Laugh up one’s sleeve is an idiom. We will examine the meaning of the common saying laugh up one’s sleeve, where it came from, and some examples of its idiomatic usage in sentences.
To laugh up one’s sleeve means to find something secretly amusing, to laugh at someone or something inwardly, without showing any sign of one’s mirth. The image invoked is the act of covering one’s facial expression with one’s arm. The expression laugh up one’s sleeve was originally laugh in one’s sleeve, and came into use in the sixteenth century. Related phrases are laughs up one’s sleeve, laughed up one’s sleeve, laughing up one’s sleeve.

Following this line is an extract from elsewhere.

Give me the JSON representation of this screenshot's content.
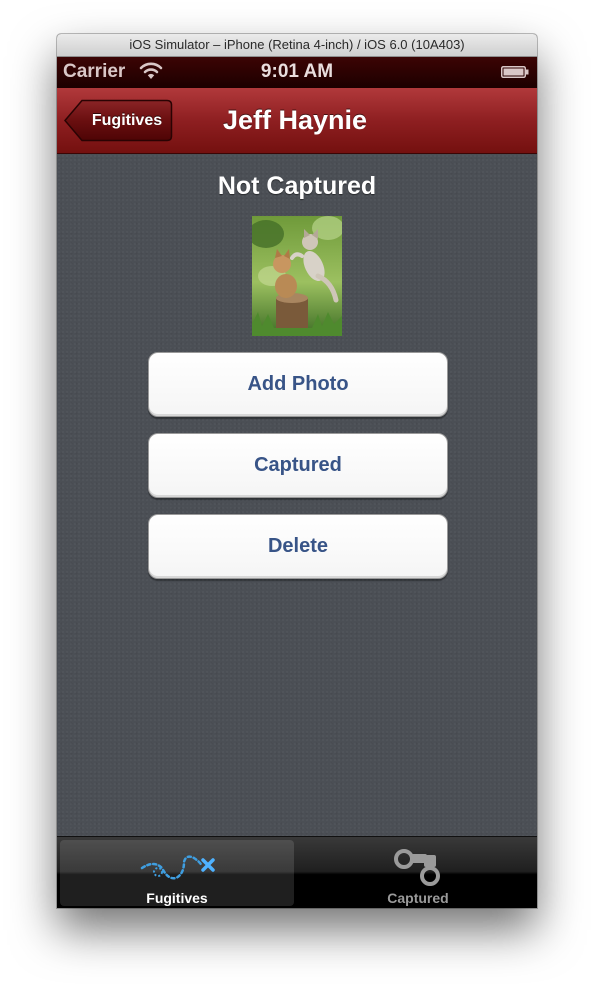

One wonders if the mayor is trolling the city, laughing up his sleeve as he performs what would resemble a successful chief executive’s lame-duck victory lap, if things weren’t unraveling so disastrously. (New York Post)
George Bush could be forgiven if he is down in Houston laughing up his sleeve at President Clinton’s continuing embarrassment at the hands of the Chinese. (Baltimore Sun)
Whatever he chooses, it is highly improbable that Hollande will come out of this without a scratch and Nicolas Sarkozy is reportedly laughing up his sleeve patiently waiting for the next general election. (London Economic)